We started off on the right side of the bay and were immediately disappointed to find that visibility was poor, making it near impossible to see anything in the shallow area. While Kamille opted to stay around the shallow parts and explore, Angela and I swam out where it quickly got pretty deep. It was still nothing compared to Tanote and I felt bad for the poor people who shelled out $200+/night to have such shitty snorkeling. There were no sharks on this side, but there were plenty of huge sea urchins and bigger, shy fish hiding among the rocks.

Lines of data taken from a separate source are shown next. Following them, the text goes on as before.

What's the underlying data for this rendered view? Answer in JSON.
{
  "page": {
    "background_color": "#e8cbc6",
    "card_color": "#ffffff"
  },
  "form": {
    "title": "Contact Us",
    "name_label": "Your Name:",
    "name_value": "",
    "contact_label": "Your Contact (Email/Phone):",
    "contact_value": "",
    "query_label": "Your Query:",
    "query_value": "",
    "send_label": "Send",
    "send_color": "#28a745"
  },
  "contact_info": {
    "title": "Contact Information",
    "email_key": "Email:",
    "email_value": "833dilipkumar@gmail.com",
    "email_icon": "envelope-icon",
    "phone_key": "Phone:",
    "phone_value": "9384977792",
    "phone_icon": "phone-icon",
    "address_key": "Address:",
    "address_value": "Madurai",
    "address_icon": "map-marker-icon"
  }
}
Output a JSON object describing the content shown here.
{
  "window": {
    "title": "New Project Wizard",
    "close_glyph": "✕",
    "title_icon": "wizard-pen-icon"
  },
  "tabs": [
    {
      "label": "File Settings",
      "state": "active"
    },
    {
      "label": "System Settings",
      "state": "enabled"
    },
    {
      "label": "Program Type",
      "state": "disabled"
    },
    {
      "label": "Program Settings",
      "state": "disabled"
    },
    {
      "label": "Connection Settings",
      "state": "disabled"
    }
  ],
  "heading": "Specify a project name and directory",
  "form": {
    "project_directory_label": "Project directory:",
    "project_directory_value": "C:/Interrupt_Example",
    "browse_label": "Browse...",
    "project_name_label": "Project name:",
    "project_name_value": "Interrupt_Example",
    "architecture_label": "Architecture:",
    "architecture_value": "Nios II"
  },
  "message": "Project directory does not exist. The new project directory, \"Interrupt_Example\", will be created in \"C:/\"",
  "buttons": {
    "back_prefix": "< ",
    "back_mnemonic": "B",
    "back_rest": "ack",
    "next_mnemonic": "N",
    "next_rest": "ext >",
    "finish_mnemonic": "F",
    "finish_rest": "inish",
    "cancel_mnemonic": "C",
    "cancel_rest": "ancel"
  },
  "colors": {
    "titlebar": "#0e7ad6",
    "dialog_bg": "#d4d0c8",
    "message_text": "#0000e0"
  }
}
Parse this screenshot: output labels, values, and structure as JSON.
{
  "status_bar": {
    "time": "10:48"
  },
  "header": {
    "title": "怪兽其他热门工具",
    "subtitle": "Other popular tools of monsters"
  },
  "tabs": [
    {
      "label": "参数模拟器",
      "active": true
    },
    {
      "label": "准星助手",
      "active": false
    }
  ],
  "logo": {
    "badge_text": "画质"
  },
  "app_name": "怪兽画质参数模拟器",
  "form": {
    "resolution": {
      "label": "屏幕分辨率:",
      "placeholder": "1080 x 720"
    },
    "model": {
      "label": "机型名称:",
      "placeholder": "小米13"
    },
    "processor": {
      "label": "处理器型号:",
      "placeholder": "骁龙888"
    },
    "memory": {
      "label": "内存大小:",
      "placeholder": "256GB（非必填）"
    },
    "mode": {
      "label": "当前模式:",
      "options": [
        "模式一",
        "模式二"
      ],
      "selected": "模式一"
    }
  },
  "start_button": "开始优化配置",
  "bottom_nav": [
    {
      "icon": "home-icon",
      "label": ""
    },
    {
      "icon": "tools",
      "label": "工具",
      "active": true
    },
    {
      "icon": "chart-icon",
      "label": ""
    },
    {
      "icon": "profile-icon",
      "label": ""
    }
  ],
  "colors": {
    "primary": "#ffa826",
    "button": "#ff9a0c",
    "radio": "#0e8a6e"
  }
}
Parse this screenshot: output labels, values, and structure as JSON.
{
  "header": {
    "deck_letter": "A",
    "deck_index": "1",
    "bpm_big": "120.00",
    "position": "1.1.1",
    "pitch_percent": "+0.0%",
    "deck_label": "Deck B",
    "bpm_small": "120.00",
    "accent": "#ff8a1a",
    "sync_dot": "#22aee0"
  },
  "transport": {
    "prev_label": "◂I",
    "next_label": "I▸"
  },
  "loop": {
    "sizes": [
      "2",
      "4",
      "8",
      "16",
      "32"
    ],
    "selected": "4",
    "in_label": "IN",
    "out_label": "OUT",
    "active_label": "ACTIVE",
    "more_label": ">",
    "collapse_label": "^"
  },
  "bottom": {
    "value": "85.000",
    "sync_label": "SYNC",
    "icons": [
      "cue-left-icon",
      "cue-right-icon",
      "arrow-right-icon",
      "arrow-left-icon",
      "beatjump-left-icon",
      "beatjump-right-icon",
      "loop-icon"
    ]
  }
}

Impatient to see sharks, we swam back and moved to the other side of the bay where a man had told us that he had seen a shark. Kamille laid out on sand in her little yellow bikini as Angela and I literally abandoned her in our haste and excitement to spot the unicorn in the water. We had to swim out a little farther out but we slowly made our way out, craning our necks from side to side to scan the cloudy water.
At this point, I was starting to question myself. I knew blacktip reef sharks weren’t known to take any interest in tasting human flesh, but you never know with wild animals. I found myself sticking so close to Angela that I kept bumping into her and getting in her way, my fear starting to take hold. Then I saw it. A flick of a black-tipped tail to our left, and I pointed excitedly and swam towards it as fast as I could. It was nowhere in sight, and I swore to Angela that I saw a shark. It was so quick and cloudy in the water that I wondered if my mind was playing tricks on me. After a minute or so, it was Angela’s turn. She pointed and I turned to see a shark about two meters long as it slowly cruised past us. Its fins were tipped black and big lampreys clung to its sides and underbelly. Not wanting to let it get away, we swam towards it; Angela propelling herself gracefully with her fins, while I fought to keep up rather ungracefully without. I managed to get a crappy photo of it, the only proof we would snap that day.
The shark disappeared, only to reappear once more behind us, cruising past like a stealthy submarine. I followed Angela following the shark, watching as it swam away from us for good before we spotted another one, smaller this time. As we watched it swim along the bottom of the seabed around us, I once again wondered if this was such a good idea. No one else was around us. We were alone with the sharks. Bull sharks had been spotted here recently, and they weren’t as docile as the ones we were swimming with. As if to read my mind, Angela popped her head out of the water. A wide grin was plastered on her face and looked like she was in heaven. “I’m hungry!” We decided to get back to Kamille, and I hoped the sharks weren’t as famished as we were.
In the late afternoon, we got back on a longboat right as it started to drizzle. We huddled under the canopy and watched the rain hitting the water and turning it a dark green. As we sped past the cliffs edging the island, the driver called out to us. “Hello, hello!” I turned and he gestured out to the horizon, where a rainbow arched over the water. Pushing myself past my comfort zone wasn’t such a bad thing.
For more photos of Koh Tao, check out our Flickr album.